Restate all of the following data exactly, keeping any images out of the copy.

Segment Open

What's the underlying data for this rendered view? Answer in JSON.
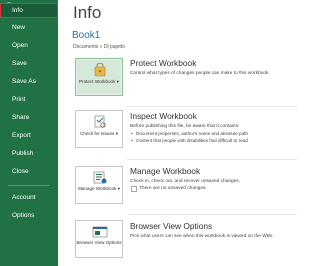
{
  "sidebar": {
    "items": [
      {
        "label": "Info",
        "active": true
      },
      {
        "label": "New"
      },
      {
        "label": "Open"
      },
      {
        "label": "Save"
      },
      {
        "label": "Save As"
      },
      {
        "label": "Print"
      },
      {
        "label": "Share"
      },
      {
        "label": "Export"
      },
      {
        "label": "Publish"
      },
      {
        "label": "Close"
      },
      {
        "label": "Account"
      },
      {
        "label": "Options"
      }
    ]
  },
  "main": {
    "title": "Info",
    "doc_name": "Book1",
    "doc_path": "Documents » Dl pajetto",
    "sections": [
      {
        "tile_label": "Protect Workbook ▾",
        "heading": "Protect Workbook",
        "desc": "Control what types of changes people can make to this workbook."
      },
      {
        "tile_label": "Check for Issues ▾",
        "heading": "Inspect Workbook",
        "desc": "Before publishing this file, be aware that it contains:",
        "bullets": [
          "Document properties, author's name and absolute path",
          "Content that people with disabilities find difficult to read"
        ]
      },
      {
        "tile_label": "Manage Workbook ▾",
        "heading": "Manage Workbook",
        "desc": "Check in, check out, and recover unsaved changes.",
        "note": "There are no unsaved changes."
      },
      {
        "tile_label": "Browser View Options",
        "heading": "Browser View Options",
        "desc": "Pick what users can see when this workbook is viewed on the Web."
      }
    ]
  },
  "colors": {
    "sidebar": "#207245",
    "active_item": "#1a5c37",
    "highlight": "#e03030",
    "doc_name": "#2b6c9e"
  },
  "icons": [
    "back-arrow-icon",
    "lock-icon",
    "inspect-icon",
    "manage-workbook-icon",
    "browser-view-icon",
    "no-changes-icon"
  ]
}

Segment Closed

▶ RESULT OF THE EXERCISE:
What's the underlying data for this rendered view? Answer in JSON.
{
  "sidebar": {
    "items": [
      {
        "label": "Info",
        "active": true
      },
      {
        "label": "New"
      },
      {
        "label": "Open"
      },
      {
        "label": "Save"
      },
      {
        "label": "Save As"
      },
      {
        "label": "Print"
      },
      {
        "label": "Share"
      },
      {
        "label": "Export"
      },
      {
        "label": "Publish"
      },
      {
        "label": "Close"
      },
      {
        "label": "Account"
      },
      {
        "label": "Options"
      }
    ]
  },
  "main": {
    "title": "Info",
    "doc_name": "Book1",
    "doc_path": "Documents » Dl pajetto",
    "sections": [
      {
        "tile_label": "Protect Workbook ▾",
        "heading": "Protect Workbook",
        "desc": "Control what types of changes people can make to this workbook."
      },
      {
        "tile_label": "Check for Issues ▾",
        "heading": "Inspect Workbook",
        "desc": "Before publishing this file, be aware that it contains:",
        "bullets": [
          "Document properties, author's name and absolute path",
          "Content that people with disabilities find difficult to read"
        ]
      },
      {
        "tile_label": "Manage Workbook ▾",
        "heading": "Manage Workbook",
        "desc": "Check in, check out, and recover unsaved changes.",
        "note": "There are no unsaved changes."
      },
      {
        "tile_label": "Browser View Options",
        "heading": "Browser View Options",
        "desc": "Pick what users can see when this workbook is viewed on the Web."
      }
    ]
  },
  "colors": {
    "sidebar": "#207245",
    "active_item": "#1a5c37",
    "highlight": "#e03030",
    "doc_name": "#2b6c9e"
  },
  "icons": [
    "back-arrow-icon",
    "lock-icon",
    "inspect-icon",
    "manage-workbook-icon",
    "browser-view-icon",
    "no-changes-icon"
  ]
}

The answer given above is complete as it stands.